The bottom line: There is not a single reason for the brightest college students to even think about working in the public sector upon graduation. Why? Because, despite all its problems, America’s private sector remains not only far better than the public sector, but also the best in the world, with the best possibility of achieving your full potential!
Now, why did Barack Obama (Columbia/Political Science, class 1983) and Arne Duncan (Harvard/Sociology, class 1987) major “incorrectly” in college and then start their careers in the public sector? Well, they were obviously not the brightest students! Don’t get me wrong: both of them are bright - Not only were they bright enough to have made it into the Ivies, but also they are bright today. They are just not the brightest, which, unfortunately, appears to be required for their current jobs. Worst of all, their lack of experience in the private sector seems to have finally caught up with them: They do not understand the economy, and they do not know how to run America like a business! All what they seem to know is politicking and spending, as if the money were unlimited!
Just to be fair to the Democrats: neither George W. Bush nor Dick Cheney was the brightest student, either. Bush was a C student at Yale, while Cheney was a Yale dropout.
3. The public school system
After having my two sons go through the public school system, I must say that I am happy with my school district (203, Naperville, IL). On top of that, I believe the top 20% students in America are, overall, better than their counterparts in China. Two changes are absolutely necessary though:
- Abolish the teachers’ unions immediately and ban them forever! A public-sector union is anti-America by definition! Additionally, how could we possibly attract some reasonably bright college graduates to a public school system that is poised with such silly union rules as LIFO (Last In First Out)?
- Mind-set change: you work in the public sector to serve, not to profit more than the “masters” (i.e. the taxpayers who foot the bill)!
I believe these two changes must occur before anything else is even attempted, such as those suggested by some experts recently (read this: Fix this education).

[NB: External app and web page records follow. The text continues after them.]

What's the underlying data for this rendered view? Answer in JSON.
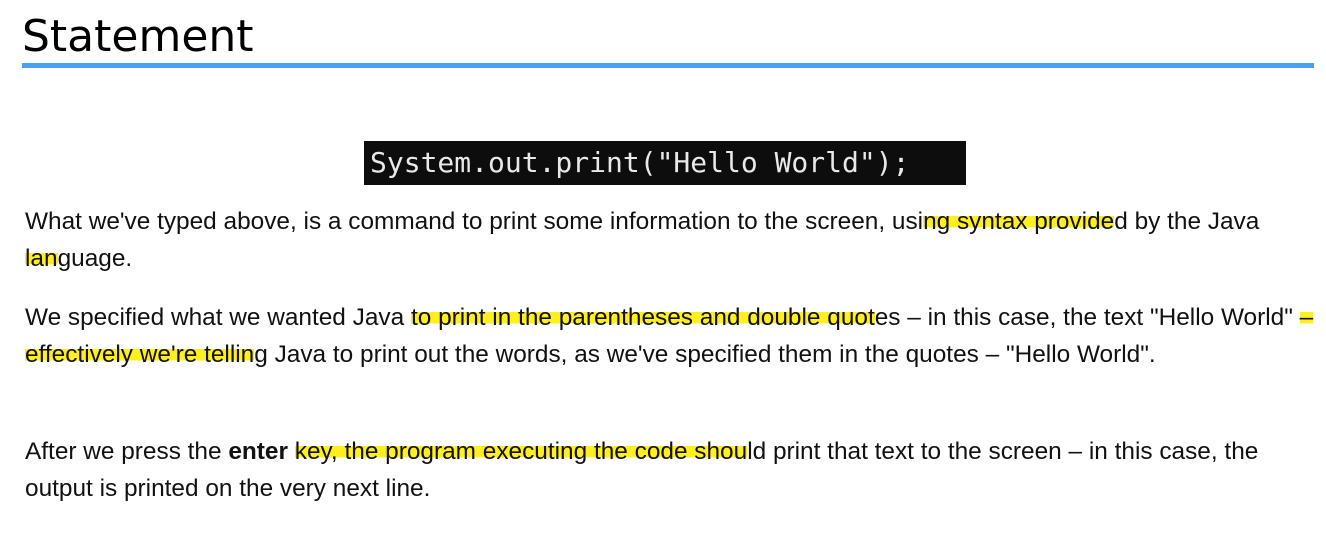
{
  "heading": {
    "title": "Statement"
  },
  "code": {
    "line": "System.out.print(\"Hello World\");"
  },
  "colors": {
    "heading_rule": "#4aa0f0",
    "code_background": "#0d0d0d",
    "code_text": "#e9e9e9",
    "highlighter": "#ffef1f"
  },
  "paragraphs": [
    {
      "segments": [
        {
          "text": "What we've typed above, is a command to print some information to the screen, usi"
        },
        {
          "text": "ng syntax provide",
          "highlight": true
        },
        {
          "text": "d by the Java "
        },
        {
          "text": "lan",
          "highlight": true
        },
        {
          "text": "guage."
        }
      ]
    },
    {
      "segments": [
        {
          "text": "We specified what we wanted Java "
        },
        {
          "text": "to print in the parentheses and double quot",
          "highlight": true
        },
        {
          "text": "es – in this case, the text \"Hello World\" "
        },
        {
          "text": "– effectively we're tellin",
          "highlight": true
        },
        {
          "text": "g Java to print out the words, as we've specified them in the quotes – \"Hello World\"."
        }
      ]
    },
    {
      "segments": [
        {
          "text": "After we press the "
        },
        {
          "text": "enter",
          "bold": true
        },
        {
          "text": " "
        },
        {
          "text": "key, the program executing the code shou",
          "highlight": true
        },
        {
          "text": "ld print that text to the screen – in this case, the output is printed on the very next line."
        }
      ]
    }
  ]
}
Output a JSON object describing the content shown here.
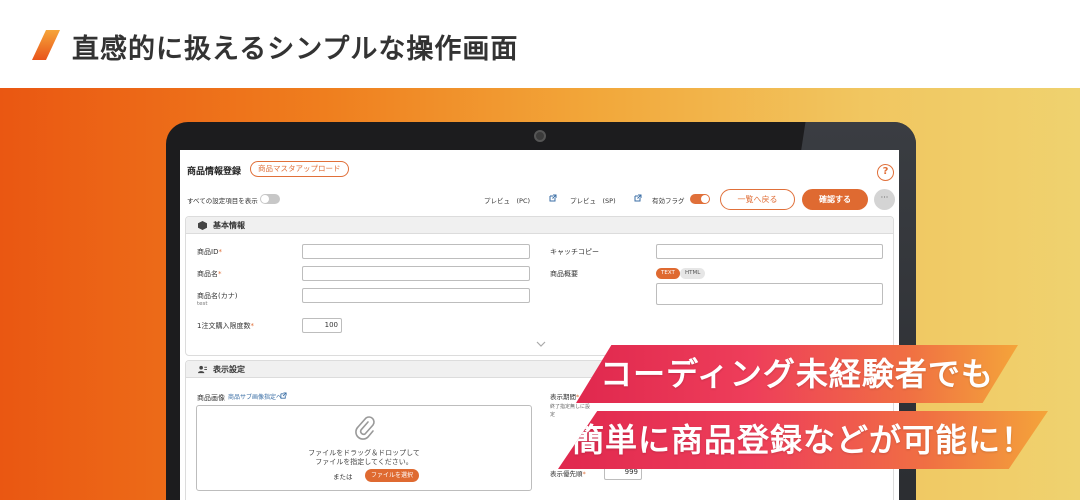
{
  "headline": "直感的に扱えるシンプルな操作画面",
  "colors": {
    "accent": "#df6a31",
    "title_slash_top": "#f6a53a",
    "title_slash_bottom": "#e9541a"
  },
  "app": {
    "page_title": "商品情報登録",
    "upload_button": "商品マスタアップロード",
    "help_icon_label": "?",
    "show_all_label": "すべての設定項目を表示",
    "preview_pc": "プレビュ　(PC)",
    "preview_sp": "プレビュ　(SP)",
    "active_flag": "有効フラグ",
    "back_button": "一覧へ戻る",
    "confirm_button": "確認する",
    "more_button": "···",
    "basic_section": {
      "title": "基本情報",
      "product_id": "商品ID",
      "product_name": "商品名",
      "product_kana": "商品名(カナ)",
      "product_kana_hint": "test",
      "max_qty": "1注文購入限度数",
      "max_qty_value": "100",
      "catch_copy": "キャッチコピー",
      "summary": "商品概要",
      "text_mode": "TEXT",
      "html_mode": "HTML"
    },
    "display_section": {
      "title": "表示設定",
      "image_label": "商品画像",
      "sub_image_link": "商品サブ画像指定へ",
      "drop_text_1": "ファイルをドラッグ＆ドロップして",
      "drop_text_2": "ファイルを指定してください。",
      "or_text": "または",
      "select_file": "ファイルを選択",
      "display_period": "表示期間",
      "display_period_note_1": "終了指定無しに設",
      "display_period_note_2": "定",
      "display_sort": "表示優先順",
      "display_sort_value": "999"
    },
    "required_mark": "*"
  },
  "banners": {
    "line1": "コーディング未経験者でも",
    "line2": "簡単に商品登録などが可能に！"
  }
}
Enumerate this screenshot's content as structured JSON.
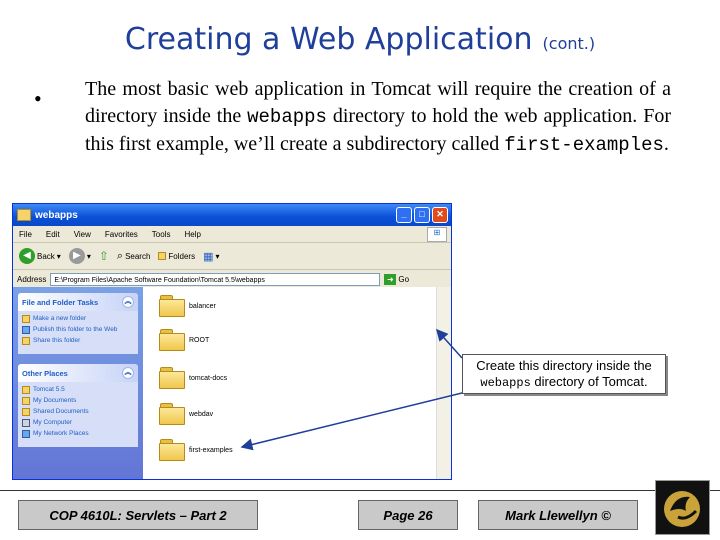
{
  "slide": {
    "title": "Creating a Web Application",
    "title_suffix": "(cont.)",
    "bullet": "•",
    "para": {
      "p1": "The most basic web application in Tomcat will require the creation of a directory inside the ",
      "code1": "webapps",
      "p2": " directory to hold the web application.  For this first example, we’ll create a subdirectory called ",
      "code2": "first-examples",
      "p3": "."
    }
  },
  "window": {
    "title": "webapps",
    "buttons": {
      "minimize": "_",
      "maximize": "□",
      "close": "✕"
    },
    "menus": [
      "File",
      "Edit",
      "View",
      "Favorites",
      "Tools",
      "Help"
    ],
    "toolbar": {
      "back": "Back",
      "search": "Search",
      "folders": "Folders"
    },
    "address_label": "Address",
    "address_value": "E:\\Program Files\\Apache Software Foundation\\Tomcat 5.5\\webapps",
    "go_label": "Go",
    "file_tasks": {
      "header": "File and Folder Tasks",
      "items": [
        "Make a new folder",
        "Publish this folder to the Web",
        "Share this folder"
      ]
    },
    "other_places": {
      "header": "Other Places",
      "items": [
        "Tomcat 5.5",
        "My Documents",
        "Shared Documents",
        "My Computer",
        "My Network Places"
      ]
    },
    "folders": [
      "balancer",
      "ROOT",
      "tomcat-docs",
      "webdav",
      "first-examples"
    ]
  },
  "callout": {
    "line1": "Create this directory inside the",
    "code": "webapps",
    "line2": " directory of Tomcat."
  },
  "footer": {
    "course": "COP 4610L: Servlets – Part 2",
    "page": "Page 26",
    "author": "Mark Llewellyn ©"
  },
  "colors": {
    "title": "#1f3f9a",
    "xp_titlebar": "#0a50d8",
    "taskpane": "#6375d6",
    "footer_box": "#c9c9c9"
  }
}
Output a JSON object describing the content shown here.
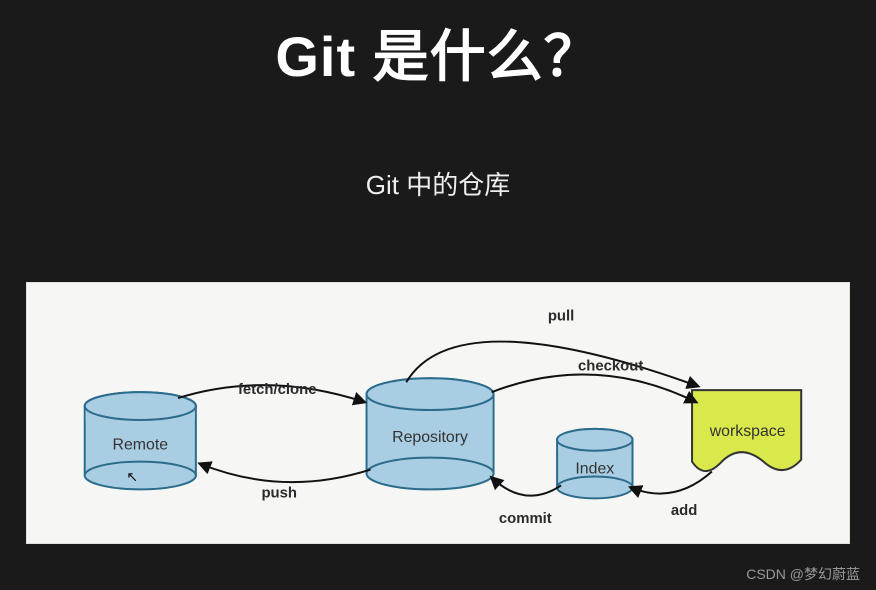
{
  "title": "Git 是什么？",
  "subtitle": "Git 中的仓库",
  "nodes": {
    "remote": "Remote",
    "repository": "Repository",
    "index": "Index",
    "workspace": "workspace"
  },
  "arrows": {
    "pull": "pull",
    "checkout": "checkout",
    "fetch_clone": "fetch/clone",
    "push": "push",
    "commit": "commit",
    "add": "add"
  },
  "watermark": "CSDN @梦幻蔚蓝",
  "faint_line": "",
  "colors": {
    "cylinder_fill": "#a9cde2",
    "cylinder_stroke": "#2b6b8c",
    "workspace_fill": "#d9e84a",
    "workspace_stroke": "#333",
    "arrow": "#111"
  }
}
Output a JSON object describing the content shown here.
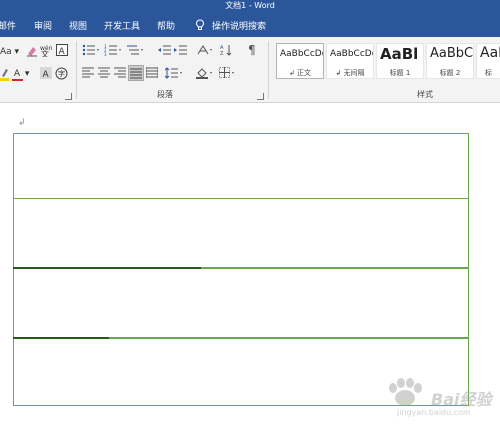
{
  "window": {
    "title": "文档1 - Word"
  },
  "menu": {
    "tabs": [
      {
        "label": "邮件"
      },
      {
        "label": "审阅"
      },
      {
        "label": "视图"
      },
      {
        "label": "开发工具"
      },
      {
        "label": "帮助"
      }
    ],
    "tell_me": "操作说明搜索"
  },
  "ribbon": {
    "font_group": {
      "aa_label": "Aa",
      "font_color_label": "A",
      "char_label": "字"
    },
    "paragraph_group": {
      "label": "段落"
    },
    "styles_group": {
      "label": "样式",
      "styles": [
        {
          "sample": "AaBbCcDd",
          "name": "↲ 正文",
          "selected": true
        },
        {
          "sample": "AaBbCcDd",
          "name": "↲ 无间隔",
          "selected": false
        },
        {
          "sample": "AaBl",
          "name": "标题 1",
          "selected": false
        },
        {
          "sample": "AaBbC",
          "name": "标题 2",
          "selected": false
        },
        {
          "sample": "AaI",
          "name": "标",
          "selected": false
        }
      ]
    }
  },
  "document": {
    "paragraph_mark": "↲",
    "table": {
      "rows": 4
    }
  },
  "watermark": {
    "text": "Bai经验",
    "url": "jingyan.baidu.com"
  },
  "colors": {
    "titlebar": "#2b579a",
    "ribbon": "#f3f3f3",
    "table_border": "#6aa84f"
  }
}
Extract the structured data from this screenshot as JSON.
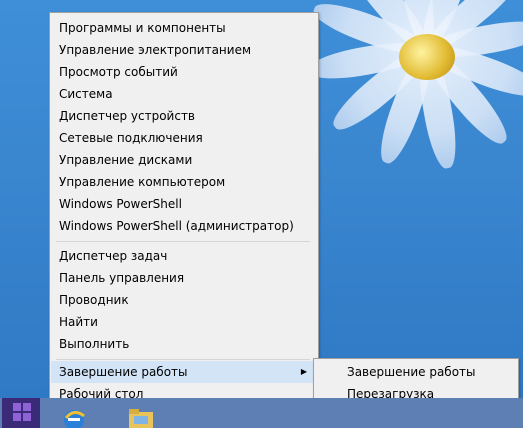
{
  "menu": {
    "items": [
      {
        "label": "Программы и компоненты"
      },
      {
        "label": "Управление электропитанием"
      },
      {
        "label": "Просмотр событий"
      },
      {
        "label": "Система"
      },
      {
        "label": "Диспетчер устройств"
      },
      {
        "label": "Сетевые подключения"
      },
      {
        "label": "Управление дисками"
      },
      {
        "label": "Управление компьютером"
      },
      {
        "label": "Windows PowerShell"
      },
      {
        "label": "Windows PowerShell (администратор)"
      },
      {
        "label": "Диспетчер задач"
      },
      {
        "label": "Панель управления"
      },
      {
        "label": "Проводник"
      },
      {
        "label": "Найти"
      },
      {
        "label": "Выполнить"
      },
      {
        "label": "Завершение работы"
      },
      {
        "label": "Рабочий стол"
      }
    ]
  },
  "submenu": {
    "items": [
      {
        "label": "Завершение работы"
      },
      {
        "label": "Перезагрузка"
      }
    ]
  },
  "colors": {
    "menu_bg": "#f0f0f0",
    "highlight": "#d2e4f6",
    "desktop": "#3a86cf",
    "start_button": "#3b2a78"
  },
  "icons": {
    "start": "windows-logo-icon",
    "taskbar_1": "internet-explorer-icon",
    "taskbar_2": "file-explorer-icon",
    "submenu_arrow": "chevron-right-icon"
  }
}
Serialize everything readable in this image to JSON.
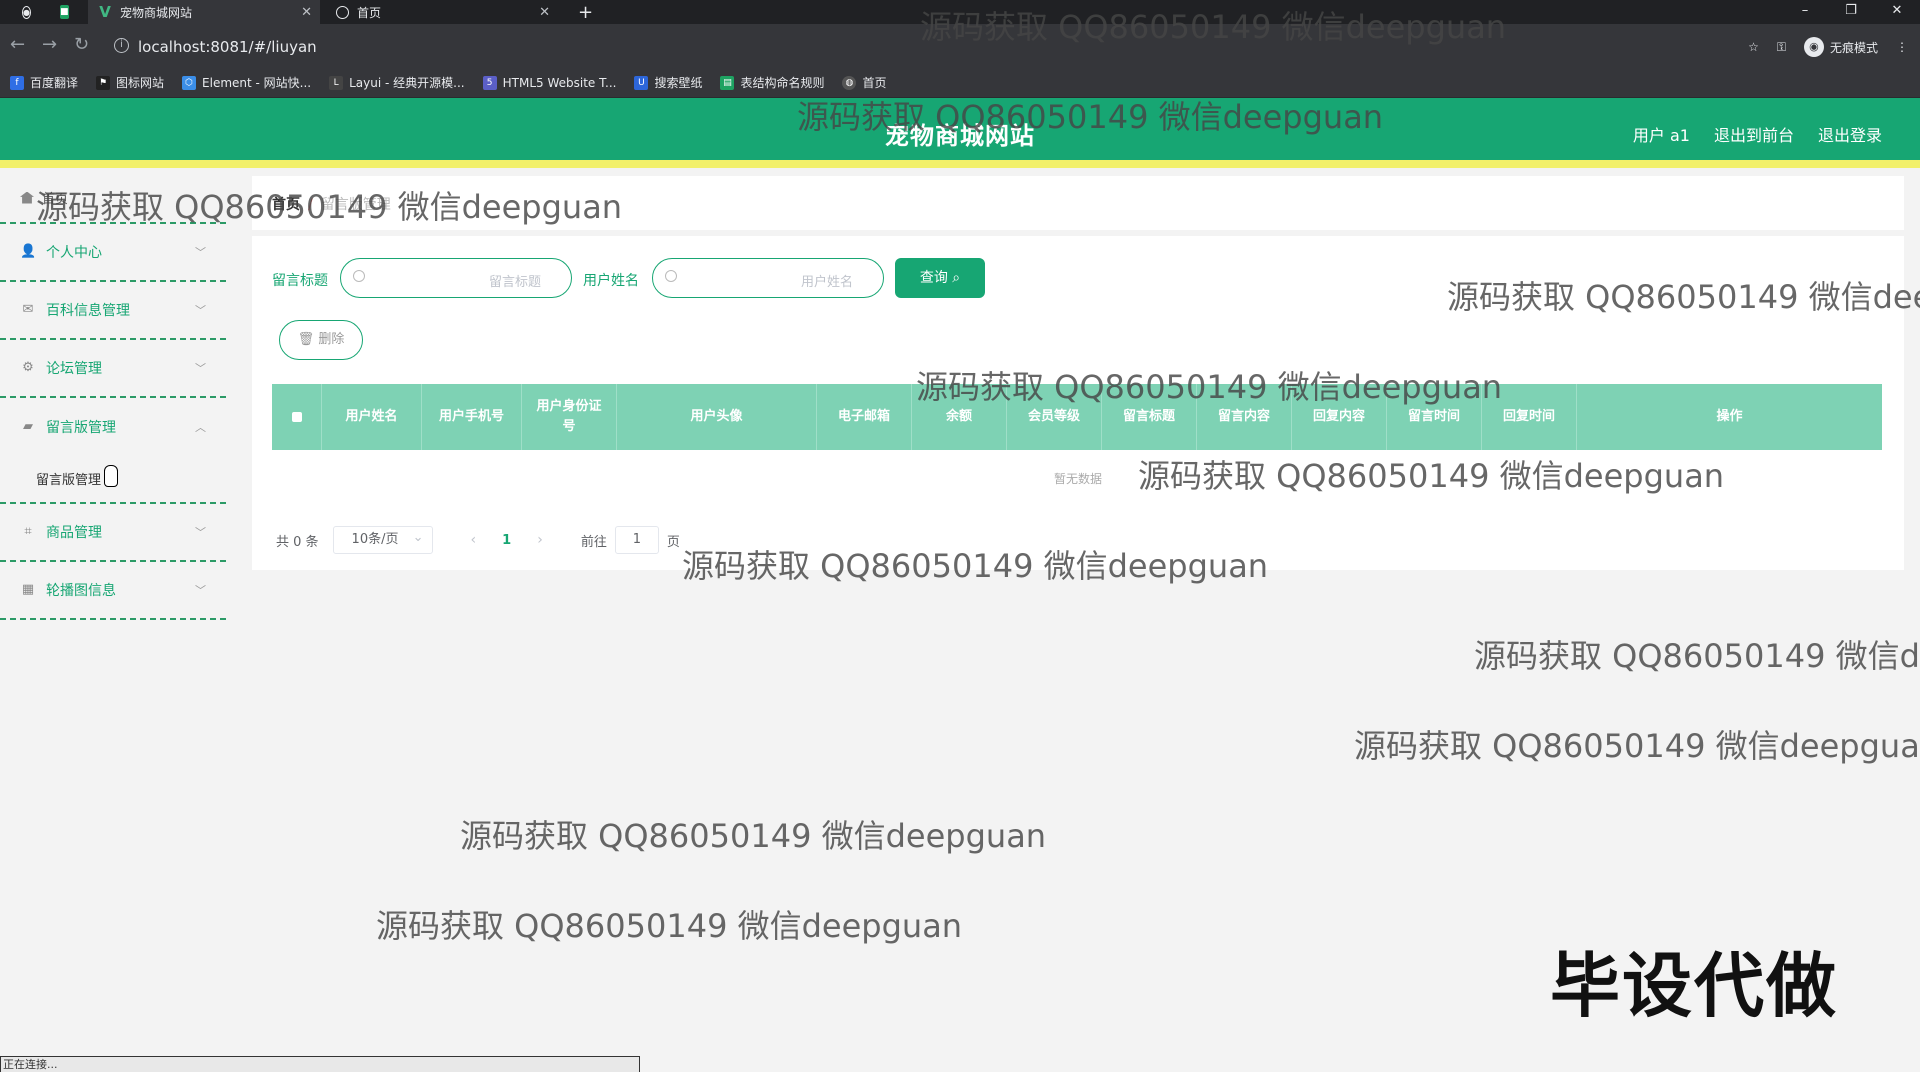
{
  "browser": {
    "tabs": [
      {
        "title": "宠物商城网站",
        "active": true
      },
      {
        "title": "首页",
        "active": false
      }
    ],
    "url": "localhost:8081/#/liuyan",
    "profile_label": "无痕模式",
    "bookmarks": [
      "百度翻译",
      "图标网站",
      "Element - 网站快...",
      "Layui - 经典开源模...",
      "HTML5 Website T...",
      "搜索壁纸",
      "表结构命名规则",
      "首页"
    ],
    "status_text": "正在连接..."
  },
  "header": {
    "title": "宠物商城网站",
    "user_label": "用户 a1",
    "back_label": "退出到前台",
    "logout_label": "退出登录"
  },
  "sidebar": {
    "home_label": "首页",
    "items": [
      {
        "label": "个人中心",
        "icon": "user-icon"
      },
      {
        "label": "百科信息管理",
        "icon": "mail-icon"
      },
      {
        "label": "论坛管理",
        "icon": "gear-icon"
      },
      {
        "label": "留言版管理",
        "icon": "folder-icon"
      },
      {
        "label": "商品管理",
        "icon": "crop-icon"
      },
      {
        "label": "轮播图信息",
        "icon": "grid-icon"
      }
    ],
    "submenu_label": "留言版管理"
  },
  "breadcrumb": {
    "home": "首页",
    "separator": "/",
    "current": "留言版管理"
  },
  "search": {
    "field1_label": "留言标题",
    "field1_placeholder": "留言标题",
    "field2_label": "用户姓名",
    "field2_placeholder": "用户姓名",
    "query_label": "查询"
  },
  "actions": {
    "delete_label": "删除"
  },
  "table": {
    "columns": [
      "用户姓名",
      "用户手机号",
      "用户身份证号",
      "用户头像",
      "电子邮箱",
      "余额",
      "会员等级",
      "留言标题",
      "留言内容",
      "回复内容",
      "留言时间",
      "回复时间",
      "操作"
    ],
    "empty_text": "暂无数据"
  },
  "pagination": {
    "total_label": "共 0 条",
    "page_size": "10条/页",
    "current_page": "1",
    "goto_label": "前往",
    "goto_value": "1",
    "page_suffix": "页"
  },
  "overlay": {
    "watermark": "源码获取 QQ86050149 微信deepguan",
    "stamp": "毕设代做"
  },
  "colors": {
    "primary": "#17a673",
    "header_bar": "#f2f06b",
    "table_head": "#7ed2b4"
  }
}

Overall, however, the public school system has failed, especially in the big cities like Chicago. How could we possibly educate our children to be the best when more than 50% of them are from the broken families? How could we possibly expect much excellence from the teachers when their seniority trumps over individual performance? As a total solution, unless we can come up with a new form of government (e.g. as I suggested), I think America’s public school system should be privatized. Remember, America’s best universities are mostly private. They are the best in the world!
In an open and free society like ours, most of the brightest students understand the value of education, know what to major in college and what to do upon graduation, which is to join the private sector for a chance to achieve their full potential. This has been the case throughout America’s history and should remain so forever.
The public sector, on the other hand, should be minimized and reformed to make sure its role is to serve, truly serve, starting with the American President.
Finally, here is a quote: “The best minds are not in government. If any were, business would steal them away.” Who said it? Ronald Reagan!
China Leads in Education by John Lounsbury
About the Author
Frank Li is the Founder and President of W.E.I. (West-East International), a Chicago-based import & export company. Frank received his B.E. from Zhejiang University (China) in 1982, M.E. from the University of Tokyo in 1985, and Ph.D. from Vanderbilt University in 1988, all in Electrical Engineering. He worked for several companies until 2004, when he founded his own company W.E.I. Today, W.E.I. is a leader in the weighing industry not only in products & services, but also in thought and action. Dr. Li writes extensively and uniquely on politics, for which he has been called "a modern-day Thomas Jefferson" (see page 31).